The Department of Defense during the week launched a new website to highlight DoD's unified strategy for cyberspace, announced on July 14. The website helps explain and consolidate DoD's cybersecurity accomplishments and new way forward for military, intelligence and business operations in cyberspace.
The site is designed to help users explore the five pillars of DoD's cyber strategy: treating cyberspace as an operational domain; employing new defense operating concepts; partnering with the public and private sector; building international partnerships; and leveraging talent and innovation.
The Gulf Coast has multiple DoD cyber training operations, including Keesler Air Force Base, Miss., Corry Station, Fla., and Hurlburt Field, Fla.
Boeing Co., St. Louis, Mo., was awarded a $32.5 million contract modification to provide additional aircraft closure redesign. The AAC/EDBK/EDBJ, Eglin Air Force Base, Fla., is the contracting activity. … Raytheon Co., Missile Systems Division, Tucson, Ariz., was awarded a $70 million contract to provide Small Diameter Bomb II technical support.

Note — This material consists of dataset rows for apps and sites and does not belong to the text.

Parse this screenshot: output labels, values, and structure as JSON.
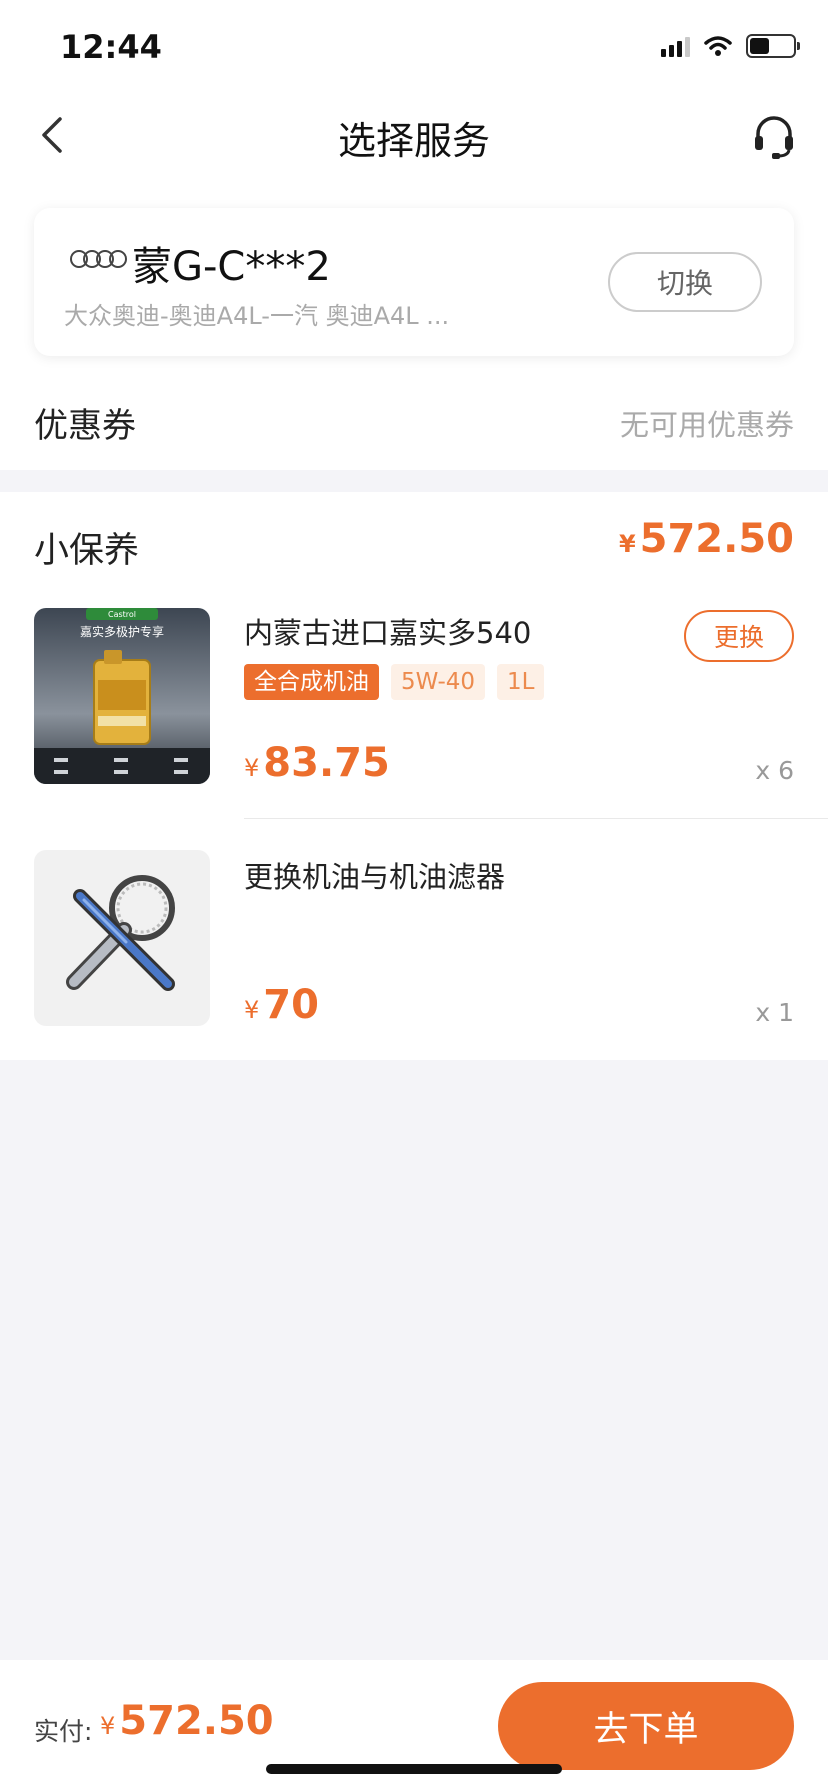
{
  "status_bar": {
    "time": "12:44"
  },
  "nav": {
    "title": "选择服务"
  },
  "car": {
    "plate": "蒙G-C***2",
    "model": "大众奥迪-奥迪A4L-一汽 奥迪A4L ...",
    "switch_label": "切换"
  },
  "coupon": {
    "label": "优惠券",
    "value": "无可用优惠券"
  },
  "service": {
    "title": "小保养",
    "currency": "¥",
    "total": "572.50",
    "items": [
      {
        "name": "内蒙古进口嘉实多540",
        "tags": [
          "全合成机油",
          "5W-40",
          "1L"
        ],
        "replace_label": "更换",
        "price": "83.75",
        "qty": "x 6",
        "image_text": {
          "brand": "Castrol",
          "headline": "嘉实多极护专享"
        }
      },
      {
        "name": "更换机油与机油滤器",
        "price": "70",
        "qty": "x 1"
      }
    ]
  },
  "footer": {
    "pay_label": "实付:",
    "currency": "¥",
    "pay_amount": "572.50",
    "order_label": "去下单"
  },
  "colors": {
    "accent": "#ec6e2d",
    "tag_soft_bg": "#fdf0e6",
    "page_bg": "#f4f4f8"
  }
}
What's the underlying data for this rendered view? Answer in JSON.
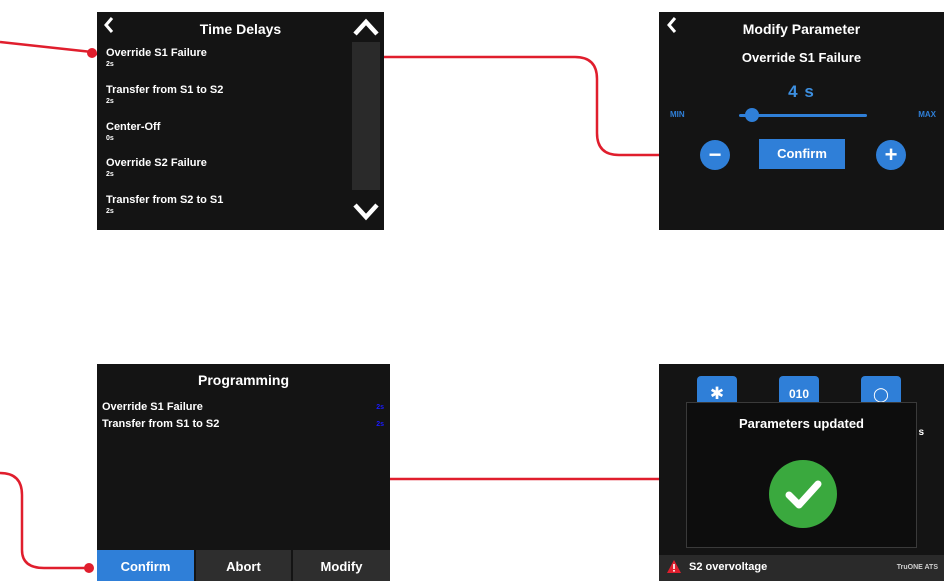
{
  "time_delays": {
    "title": "Time Delays",
    "items": [
      {
        "name": "Override S1 Failure",
        "value": "2s"
      },
      {
        "name": "Transfer from S1 to S2",
        "value": "2s"
      },
      {
        "name": "Center-Off",
        "value": "0s"
      },
      {
        "name": "Override S2 Failure",
        "value": "2s"
      },
      {
        "name": "Transfer from S2 to S1",
        "value": "2s"
      }
    ]
  },
  "modify_parameter": {
    "title": "Modify Parameter",
    "parameter": "Override S1 Failure",
    "value": "4 s",
    "min_label": "MIN",
    "max_label": "MAX",
    "minus": "−",
    "plus": "+",
    "confirm": "Confirm",
    "slider_fraction": 0.1
  },
  "programming": {
    "title": "Programming",
    "rows": [
      {
        "name": "Override S1 Failure",
        "value": "2s"
      },
      {
        "name": "Transfer from S1 to S2",
        "value": "2s"
      }
    ],
    "buttons": {
      "confirm": "Confirm",
      "abort": "Abort",
      "modify": "Modify"
    }
  },
  "result": {
    "background_icon_glyphs": [
      "✱",
      "010",
      "◯"
    ],
    "clipped_text": "s",
    "modal_title": "Parameters updated",
    "status_text": "S2 overvoltage",
    "brand": "TruONE ATS"
  },
  "colors": {
    "accent": "#2f7fd8",
    "connector": "#e01e2d",
    "success": "#3aa93e",
    "warning": "#e01e2d"
  },
  "icons": [
    "back-arrow-icon",
    "chevron-up-icon",
    "chevron-down-icon",
    "minus-icon",
    "plus-icon",
    "checkmark-icon",
    "warning-icon",
    "gear-icon"
  ]
}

AAC/EBMK, Eglin Air Force Base, Fla., is the contracting activity. … EADS North American Defense, Arlington, Va., was awarded a $10.2 million contract, a modification of an existing contract, to provide logistic support coverage for the UH-72A aircraft. Work will be performed in Columbus, Miss., with an estimated completion date of Dec. 31, 2011.
Tidbits from other fields
Marine science: Oil-eating bacteria in the Gulf of Mexico devoured crude oil from the Deepwater Horizon wellhead last year, researcher Terry Hazen said during the University of Southern Mississippi's distinguished lecture series. Hazen, co-director of the Virtual Institute for Microbial Stress and Survival at the U.S. Department of Energy's Lawrence Berkeley National Laboratory, and a team of 50 scientists studied the spill from May 25 to Oct. 20, 2010 and found that that 45 percent of the light crude evaporated in a week, then bacteria acted like "oil-seeking missiles" and feasted on the oil. But he warned that does not give a free pass to oil companies.